317–19). Outside of his relation with his place, Adam can only stand back and view the place as some sort of sacred ground. Though this would seem completely counter to Eve, who viewed the forbidden tree immediately after her Fall as some-thing to be consumed (and also counter to the devils who viewed a place, the hill in Hell, as mere material to bring about their ambitions); nonetheless these relations are those of a subject to an object. 305–07). This reciprocal relation of knowledge, to say nothing of the fact that the place is understood as knower of its inhabitants, makes clear what Adam and Eve have lost with Paradise: that a horrific change in their relation to the place has occurred.
As Place defined 23 mentioned in my opening remarks, once Satan comprehends his horrid lack of place, he searches the entire Earth, “Hill, and Vallie, Rivers, Woods and Plaines . . 116–19). ”38 Once the rift between subject and object is opened, every-thing other than the Self is seen as just that – a thing to have and possess. The danger to our place on Earth implicit in Satan’s subjectivism is made clear by Berry, who baldly states, “And now we are surrounded by the most insistent evidence that a mind that elects itself a place maintains itself as such by the ruin of earthly places.
Moreover, this connection is life-giving in Milton’s formulation: the woman Sabrina would surely have drowned without the saving power of the place. Whether in terms of body, ego-boundaries, life-giving power, sensitivity to the moods of the place, or loving care of the place as part of one’s Self, the genius loci of Milton’s early poetry are clearly, indeed literally, expressions of the deepest of ecologies.
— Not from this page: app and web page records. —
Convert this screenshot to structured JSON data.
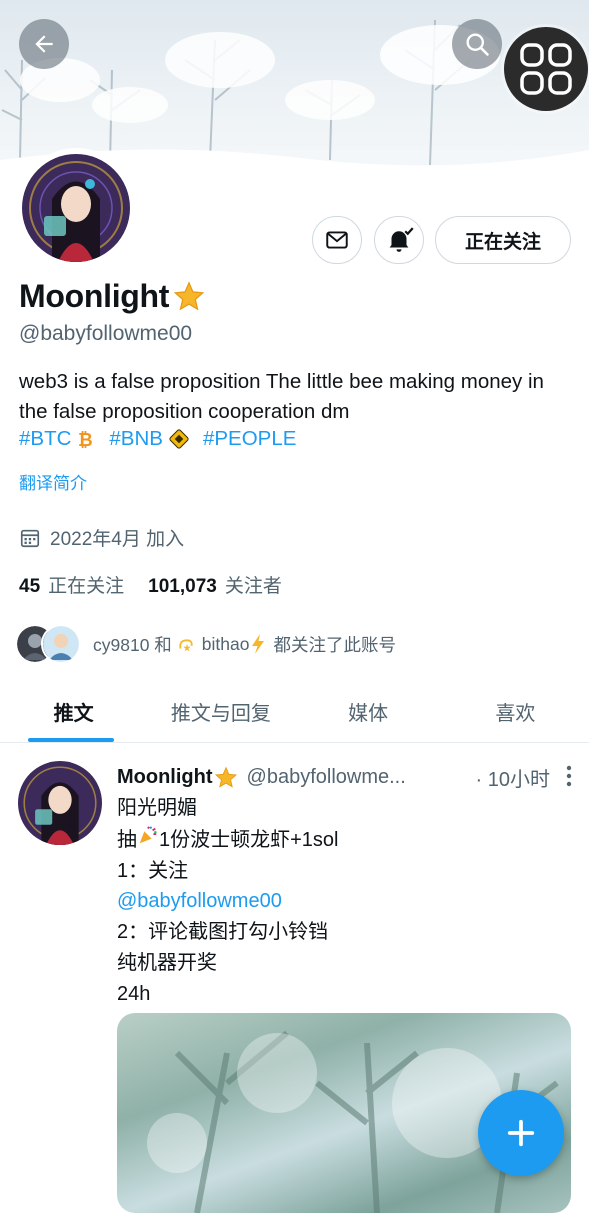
{
  "profile": {
    "name": "Moonlight",
    "handle": "@babyfollowme00",
    "bio": "web3 is a false proposition  The little bee making money in the false proposition cooperation dm",
    "hashtags": [
      "#BTC",
      "#BNB",
      "#PEOPLE"
    ],
    "translate_label": "翻译简介",
    "joined": "2022年4月 加入",
    "following_count": "45",
    "following_label": "正在关注",
    "followers_count": "101,073",
    "followers_label": "关注者",
    "followed_by_text_1": "cy9810 和",
    "followed_by_text_2": "bithao",
    "followed_by_text_3": "都关注了此账号"
  },
  "buttons": {
    "follow_label": "正在关注",
    "back": "back-arrow-icon",
    "search": "search-icon",
    "message": "mail-icon",
    "notify": "bell-icon",
    "compose": "plus-icon"
  },
  "tabs": [
    {
      "label": "推文",
      "active": true
    },
    {
      "label": "推文与回复",
      "active": false
    },
    {
      "label": "媒体",
      "active": false
    },
    {
      "label": "喜欢",
      "active": false
    }
  ],
  "tweet": {
    "name": "Moonlight",
    "handle": "@babyfollowme...",
    "time": "· 10小时",
    "lines": [
      "阳光明媚",
      "抽",
      "1份波士顿龙虾+1sol",
      "1：关注",
      "@babyfollowme00",
      "2：评论截图打勾小铃铛",
      "纯机器开奖",
      "24h"
    ]
  },
  "colors": {
    "accent": "#1d9bf0",
    "text": "#0f1419",
    "muted": "#536471"
  }
}
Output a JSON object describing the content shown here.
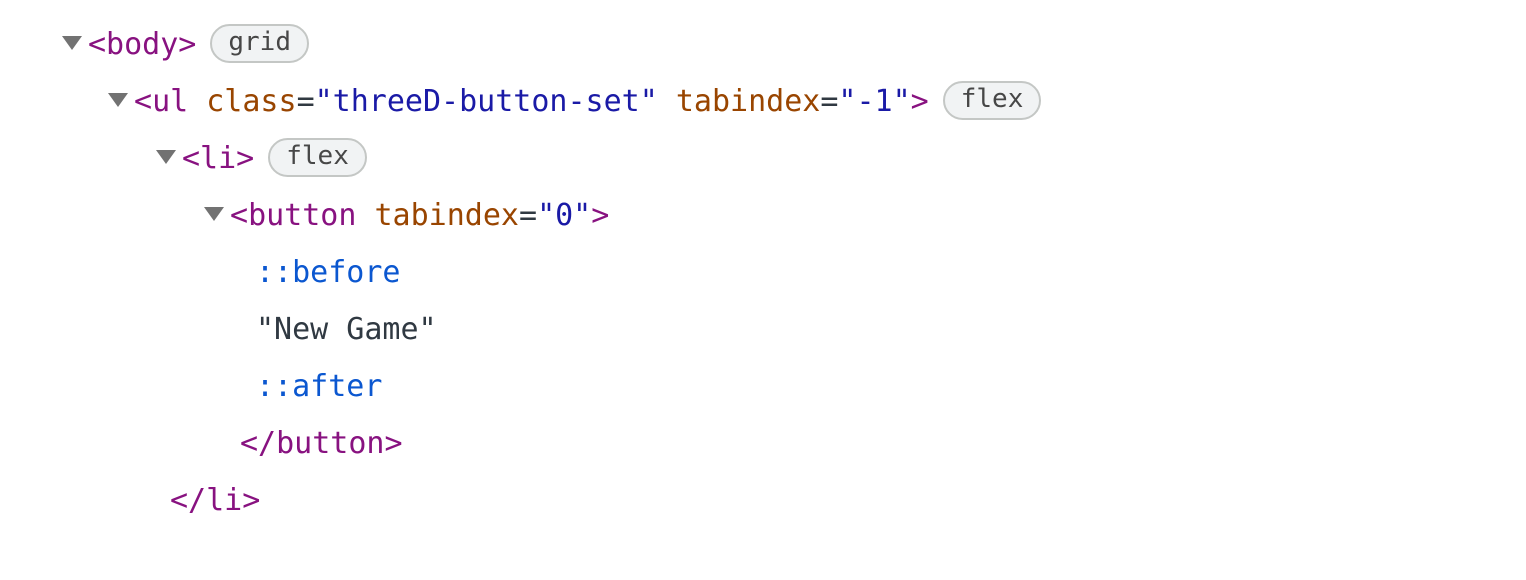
{
  "tree": {
    "node0": {
      "open": "<body>",
      "badge": "grid"
    },
    "node1": {
      "tag": "ul",
      "attr1_name": "class",
      "attr1_value": "\"threeD-button-set\"",
      "attr2_name": "tabindex",
      "attr2_value": "\"-1\"",
      "badge": "flex"
    },
    "node2": {
      "open": "<li>",
      "badge": "flex"
    },
    "node3": {
      "tag": "button",
      "attr1_name": "tabindex",
      "attr1_value": "\"0\""
    },
    "pseudo_before": "::before",
    "text_node": "\"New Game\"",
    "pseudo_after": "::after",
    "close_button": "</button>",
    "close_li": "</li>"
  }
}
However, the challenge facing the mature Milton is considerable: how can these clearly “pagan” adaptations be integrated into Christian thinking?
Milton and Ecology by Ken Hiltner